Most of the famous sandstone towers of the Colorado Plateau are in Utah, and most of them are 5.10 or harder. But deep in Big Gypsum Valley, in southwestern Colorado, there’s a seldom-climbed tower that goes at a modest 5.9+, yet holds one of the most exciting pitches in the desert. From some angles, Psycho Tower looks a bit like the Geico gecko standing up on its hind legs; the lizard’s enormous jaw projects into space and provides the route’s thrilling crescendo.

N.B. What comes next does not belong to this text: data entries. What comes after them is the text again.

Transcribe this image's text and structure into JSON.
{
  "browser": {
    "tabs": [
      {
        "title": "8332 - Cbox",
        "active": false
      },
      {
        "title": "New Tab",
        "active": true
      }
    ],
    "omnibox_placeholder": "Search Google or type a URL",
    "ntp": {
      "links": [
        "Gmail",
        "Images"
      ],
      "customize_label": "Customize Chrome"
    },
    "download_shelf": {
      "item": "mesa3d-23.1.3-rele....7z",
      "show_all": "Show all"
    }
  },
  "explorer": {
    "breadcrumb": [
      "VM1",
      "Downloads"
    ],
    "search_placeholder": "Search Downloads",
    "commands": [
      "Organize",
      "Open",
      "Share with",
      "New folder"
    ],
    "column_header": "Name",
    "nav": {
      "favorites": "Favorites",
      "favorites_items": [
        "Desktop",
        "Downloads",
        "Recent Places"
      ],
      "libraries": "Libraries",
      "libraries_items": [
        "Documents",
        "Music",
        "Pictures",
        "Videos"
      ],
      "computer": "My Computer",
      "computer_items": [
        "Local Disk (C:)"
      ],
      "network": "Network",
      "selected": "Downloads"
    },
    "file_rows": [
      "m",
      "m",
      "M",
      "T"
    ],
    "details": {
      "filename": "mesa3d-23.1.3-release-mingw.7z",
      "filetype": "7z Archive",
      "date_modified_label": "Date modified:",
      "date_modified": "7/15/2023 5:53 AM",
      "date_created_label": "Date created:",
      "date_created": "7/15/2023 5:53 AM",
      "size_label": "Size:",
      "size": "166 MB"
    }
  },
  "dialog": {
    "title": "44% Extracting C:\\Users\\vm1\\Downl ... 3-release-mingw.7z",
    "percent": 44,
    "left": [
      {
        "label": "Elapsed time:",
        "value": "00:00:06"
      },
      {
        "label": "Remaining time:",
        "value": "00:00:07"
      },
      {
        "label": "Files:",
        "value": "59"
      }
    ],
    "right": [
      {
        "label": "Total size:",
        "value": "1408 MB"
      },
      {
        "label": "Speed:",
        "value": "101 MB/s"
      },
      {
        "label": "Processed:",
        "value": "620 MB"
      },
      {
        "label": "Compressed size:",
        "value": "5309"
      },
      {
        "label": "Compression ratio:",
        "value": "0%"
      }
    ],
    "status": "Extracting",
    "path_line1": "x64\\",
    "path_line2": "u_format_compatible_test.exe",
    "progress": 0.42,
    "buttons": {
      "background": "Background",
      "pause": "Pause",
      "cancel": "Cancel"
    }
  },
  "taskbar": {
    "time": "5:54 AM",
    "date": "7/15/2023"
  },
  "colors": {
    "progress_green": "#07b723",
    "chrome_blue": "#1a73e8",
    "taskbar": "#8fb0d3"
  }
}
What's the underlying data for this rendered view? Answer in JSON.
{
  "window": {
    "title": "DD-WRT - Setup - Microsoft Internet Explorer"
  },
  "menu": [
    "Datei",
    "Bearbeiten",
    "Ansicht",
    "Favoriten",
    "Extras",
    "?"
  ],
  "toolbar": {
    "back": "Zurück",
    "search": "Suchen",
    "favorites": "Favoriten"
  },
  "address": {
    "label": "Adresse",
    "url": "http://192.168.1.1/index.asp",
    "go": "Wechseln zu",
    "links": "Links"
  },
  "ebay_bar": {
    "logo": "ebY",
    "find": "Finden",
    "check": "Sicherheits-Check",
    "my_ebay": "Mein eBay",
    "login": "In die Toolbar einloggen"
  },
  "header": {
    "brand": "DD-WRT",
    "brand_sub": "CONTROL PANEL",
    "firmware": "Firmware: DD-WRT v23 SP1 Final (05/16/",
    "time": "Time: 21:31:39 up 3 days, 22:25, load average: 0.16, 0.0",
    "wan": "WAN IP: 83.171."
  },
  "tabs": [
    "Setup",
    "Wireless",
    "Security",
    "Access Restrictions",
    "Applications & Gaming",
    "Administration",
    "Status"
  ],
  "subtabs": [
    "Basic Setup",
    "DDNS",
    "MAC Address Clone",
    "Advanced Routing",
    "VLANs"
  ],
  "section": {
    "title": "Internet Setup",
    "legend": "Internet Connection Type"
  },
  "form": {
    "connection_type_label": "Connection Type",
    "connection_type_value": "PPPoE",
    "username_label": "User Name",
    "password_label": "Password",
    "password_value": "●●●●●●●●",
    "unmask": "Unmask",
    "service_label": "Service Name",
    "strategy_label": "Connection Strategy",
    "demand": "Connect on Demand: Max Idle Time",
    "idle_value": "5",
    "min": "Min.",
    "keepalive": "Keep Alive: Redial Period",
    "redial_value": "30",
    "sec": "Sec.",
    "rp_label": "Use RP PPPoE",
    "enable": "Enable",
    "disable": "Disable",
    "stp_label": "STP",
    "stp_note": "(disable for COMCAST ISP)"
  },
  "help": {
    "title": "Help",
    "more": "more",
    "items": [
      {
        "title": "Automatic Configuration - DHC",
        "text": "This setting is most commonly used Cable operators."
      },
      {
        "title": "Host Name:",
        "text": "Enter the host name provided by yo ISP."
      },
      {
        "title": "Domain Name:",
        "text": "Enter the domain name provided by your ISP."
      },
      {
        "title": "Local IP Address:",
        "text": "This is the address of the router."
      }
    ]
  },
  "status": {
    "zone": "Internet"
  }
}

The late Charlie Fowler, who pioneered hundreds of desert climbs, did the first ascent of Psycho Tower with Telluride attorney Steve Johnson in 1996. The normal route (Psycho-Path, 5.9+) spirals around the tower in three short pitches. (You can add a slightly sporty, bolted 5.11 pitch at the bottom, but this is easily avoided.) After a fun start with a couple of bolts and easy crack and flake climbing, you arrive at the business: a heartstopping traverse over a huge roof. This lead is well protected, with closely spaced bolts, but your feet are on small holds just inches above the lip, with a drop of several hundred feet below. A final bolt-protected pitch, with the route’s crux moves, gains the summit, high above the winding Dolores River.
PITCH 1 (5.8+, 75 feet) Scramble up to a big ledge on the northwest side of the tower and find a bolted anchor at the start of the climb. Face climb past two bolts and continue up a corner and flake system, then trend up and right over ledges to a bolted belay.
VARIATION, PITCH 1 (5.11a, 70 feet) Ascend the southwest face directly to reach the shoulder on the north side. Climb a thin face past five or six bolts.
PITCH 2 (5.9, 50 feet) Step up and right, around a corner, then edge along the lip past several bolts. Crank up to a spacious belay ledge, and walk north about 20 feet to an anchor below the bolts of the final pitch.
PITCH 3 (5.9+, 50 feet) Face climb past several bolts, with a bulge crux that’s likely 5.10 if you’re shorter than 5’10”. Above the last bolt, easier climbing protected by a few mid-sized cams gains the top.
DESCENT: Rappel to the northwest. Two raps with a single rope. About 15 more climbs can be found on the sandstone walls several hundred yards east of Psycho Tower. The obvious bolted arête of Sizzlin Summer Solstice (5.10) is particularly good.
Guidebook: Charlie Fowler posted information about the climb at his website, which, at press date, was archived here.
Equipment: Single 60-meter rope and a single set of wires and cams, with extra slings to prevent rope drag.
Season: Spring or fall are best; sunny days in winter can be fine.
Driving Directions: The isolated Big Gypsum Valley is northwest of Highway 141, about halfway between Naturita and Dove Creek, Colorado. Allow nearly two hours from the Telluride area or 2.5 hours from Moab, Utah. From Highway 145, just east of Naturita, follow Highway 141 south for about 22 miles. Turn right (northwest) on Road 20 R and follow the gravel road about 12 miles (passenger cars should be fine; watch out for speeding mining trucks). The tower is high on the right when you reach the Dolores River. Continue about a half-mile to a BLM parking area, and walk back along the road until you are directly below the tower; follow a faint path past a prominent boulder and up the hill for about 20 minutes. This approach crosses private land, so please park at the BLM lot to keep a low profile.